With current telescopes, scientists can observe our Universe’s galaxies and galaxy clusters and their distribution along an invisible cosmic web. From the...

Im Focus: Scientists develop molecular thermometer for contactless measurement using infrared light

Temperature measurements possible even on the smallest scale / Molecular ruby for use in material sciences, biology, and medicine

Chemists at Johannes Gutenberg University Mainz (JGU) in cooperation with researchers of the German Federal Institute for Materials Research and Testing (BAM)...

Im Focus: Optoelectronic Inline Measurement – Accurate to the Nanometer

Germany counts high-precision manufacturing processes among its advantages as a location. It’s not just the aerospace and automotive industries that require almost waste-free, high-precision manufacturing to provide an efficient way of testing the shape and orientation tolerances of products. Since current inline measurement technology not yet provides the required accuracy, the Fraunhofer Institute for Laser Technology ILT is collaborating with four renowned industry partners in the INSPIRE project to develop inline sensors with a new accuracy class. Funded by the German Federal Ministry of Education and Research (BMBF), the project is scheduled to run until the end of 2019.
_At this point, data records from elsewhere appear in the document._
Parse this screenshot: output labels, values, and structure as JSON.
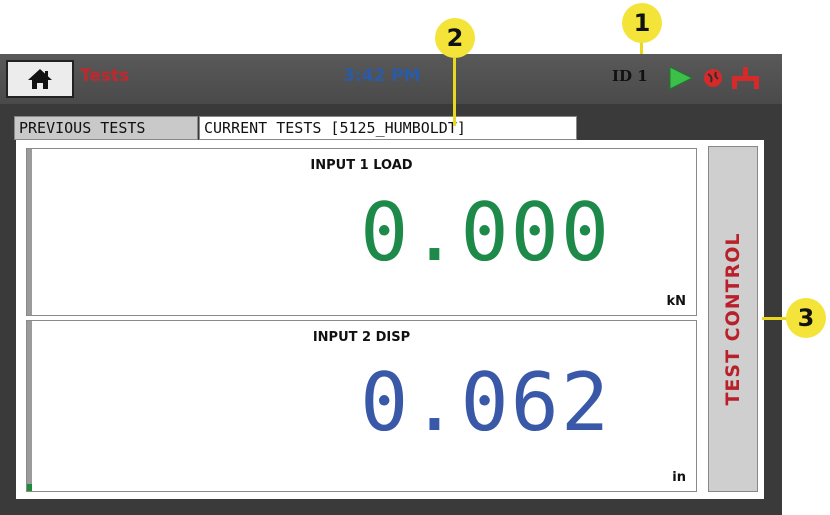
{
  "topbar": {
    "app_title": "Tests",
    "time": "3:42 PM",
    "id_label": "ID 1",
    "icons": [
      "home-icon",
      "play-icon",
      "globe-icon",
      "network-icon"
    ]
  },
  "tabs": [
    {
      "label": "PREVIOUS TESTS",
      "selected": false
    },
    {
      "label": "CURRENT TESTS [5125_HUMBOLDT]",
      "selected": true
    }
  ],
  "inputs": [
    {
      "title": "INPUT 1 LOAD",
      "value": "0.000",
      "unit": "kN",
      "color": "#1e8a4a",
      "level": 0
    },
    {
      "title": "INPUT 2 DISP",
      "value": "0.062",
      "unit": "in",
      "color": "#3a58a8",
      "level": 0.04
    }
  ],
  "test_control_label": "TEST CONTROL",
  "callouts": [
    "1",
    "2",
    "3"
  ],
  "colors": {
    "accent_red": "#c0282e",
    "clock_blue": "#2a5ba8",
    "callout_yellow": "#f4e43a"
  }
}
New Manufacturing Technologies for New Products

All Focus news of the innovation-report >>>

Anzeige

Anzeige

Event News

Plants are networkers

19.06.2017 | Event News

Digital Survival Training for Executives

13.06.2017 | Event News

Global Learning Council Summit 2017

13.06.2017 | Event News

 
Latest News

A new technique isolates neuronal activity during memory consolidation

22.06.2017 | Life Sciences

Plant inspiration could lead to flexible electronics

22.06.2017 | Materials Sciences

A rhodium-based catalyst for making organosilicon using less precious metal

22.06.2017 | Materials Sciences

VideoLinks
B2B-VideoLinks
More VideoLinks >>>